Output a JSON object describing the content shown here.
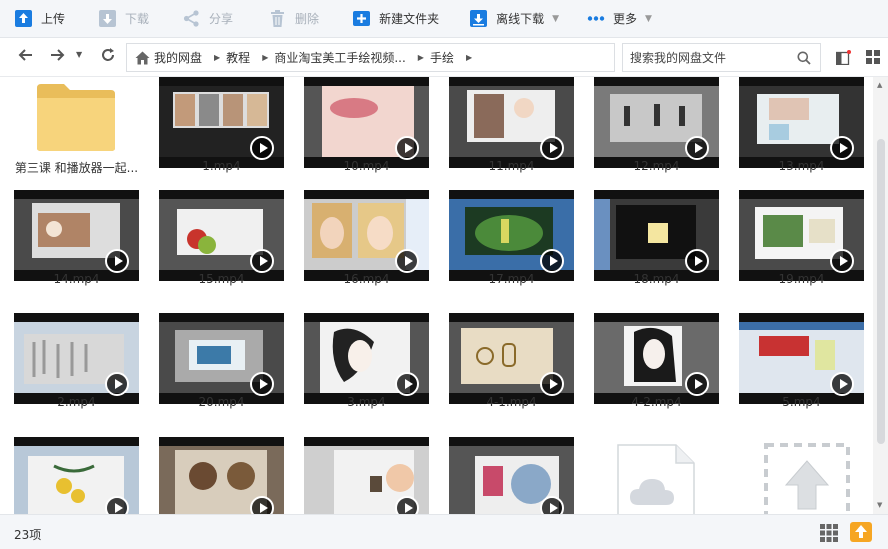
{
  "toolbar": {
    "upload": "上传",
    "download": "下载",
    "share": "分享",
    "delete": "删除",
    "new_folder": "新建文件夹",
    "offline_download": "离线下载",
    "more": "更多"
  },
  "nav": {
    "breadcrumb": [
      "我的网盘",
      "教程",
      "商业淘宝美工手绘视频...",
      "手绘"
    ],
    "search_placeholder": "搜索我的网盘文件"
  },
  "files": [
    {
      "name": "第三课 和播放器一起...",
      "type": "folder"
    },
    {
      "name": "1.mp4",
      "type": "video"
    },
    {
      "name": "10.mp4",
      "type": "video"
    },
    {
      "name": "11.mp4",
      "type": "video"
    },
    {
      "name": "12.mp4",
      "type": "video"
    },
    {
      "name": "13.mp4",
      "type": "video"
    },
    {
      "name": "14.mp4",
      "type": "video"
    },
    {
      "name": "15.mp4",
      "type": "video"
    },
    {
      "name": "16.mp4",
      "type": "video"
    },
    {
      "name": "17.mp4",
      "type": "video"
    },
    {
      "name": "18.mp4",
      "type": "video"
    },
    {
      "name": "19.mp4",
      "type": "video"
    },
    {
      "name": "2.mp4",
      "type": "video"
    },
    {
      "name": "20.mp4",
      "type": "video"
    },
    {
      "name": "3.mp4",
      "type": "video"
    },
    {
      "name": "4-1.mp4",
      "type": "video"
    },
    {
      "name": "4-2.mp4",
      "type": "video"
    },
    {
      "name": "5.mp4",
      "type": "video"
    },
    {
      "name": "",
      "type": "video"
    },
    {
      "name": "",
      "type": "video"
    },
    {
      "name": "",
      "type": "video"
    },
    {
      "name": "",
      "type": "video"
    },
    {
      "name": "",
      "type": "cloud-file"
    },
    {
      "name": "",
      "type": "upload-placeholder"
    }
  ],
  "status": {
    "item_count": "23项"
  },
  "colors": {
    "accent": "#1a7ce0",
    "toolbar_bg": "#f4f6f9",
    "folder": "#f7d47c",
    "upload_badge": "#f6a623"
  }
}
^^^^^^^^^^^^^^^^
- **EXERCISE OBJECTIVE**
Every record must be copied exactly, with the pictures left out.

- **EXERCISE ANSWER**
Output a JSON object describing the content shown here.
{
  "toolbar": {
    "upload": "上传",
    "download": "下载",
    "share": "分享",
    "delete": "删除",
    "new_folder": "新建文件夹",
    "offline_download": "离线下载",
    "more": "更多"
  },
  "nav": {
    "breadcrumb": [
      "我的网盘",
      "教程",
      "商业淘宝美工手绘视频...",
      "手绘"
    ],
    "search_placeholder": "搜索我的网盘文件"
  },
  "files": [
    {
      "name": "第三课 和播放器一起...",
      "type": "folder"
    },
    {
      "name": "1.mp4",
      "type": "video"
    },
    {
      "name": "10.mp4",
      "type": "video"
    },
    {
      "name": "11.mp4",
      "type": "video"
    },
    {
      "name": "12.mp4",
      "type": "video"
    },
    {
      "name": "13.mp4",
      "type": "video"
    },
    {
      "name": "14.mp4",
      "type": "video"
    },
    {
      "name": "15.mp4",
      "type": "video"
    },
    {
      "name": "16.mp4",
      "type": "video"
    },
    {
      "name": "17.mp4",
      "type": "video"
    },
    {
      "name": "18.mp4",
      "type": "video"
    },
    {
      "name": "19.mp4",
      "type": "video"
    },
    {
      "name": "2.mp4",
      "type": "video"
    },
    {
      "name": "20.mp4",
      "type": "video"
    },
    {
      "name": "3.mp4",
      "type": "video"
    },
    {
      "name": "4-1.mp4",
      "type": "video"
    },
    {
      "name": "4-2.mp4",
      "type": "video"
    },
    {
      "name": "5.mp4",
      "type": "video"
    },
    {
      "name": "",
      "type": "video"
    },
    {
      "name": "",
      "type": "video"
    },
    {
      "name": "",
      "type": "video"
    },
    {
      "name": "",
      "type": "video"
    },
    {
      "name": "",
      "type": "cloud-file"
    },
    {
      "name": "",
      "type": "upload-placeholder"
    }
  ],
  "status": {
    "item_count": "23项"
  },
  "colors": {
    "accent": "#1a7ce0",
    "toolbar_bg": "#f4f6f9",
    "folder": "#f7d47c",
    "upload_badge": "#f6a623"
  }
}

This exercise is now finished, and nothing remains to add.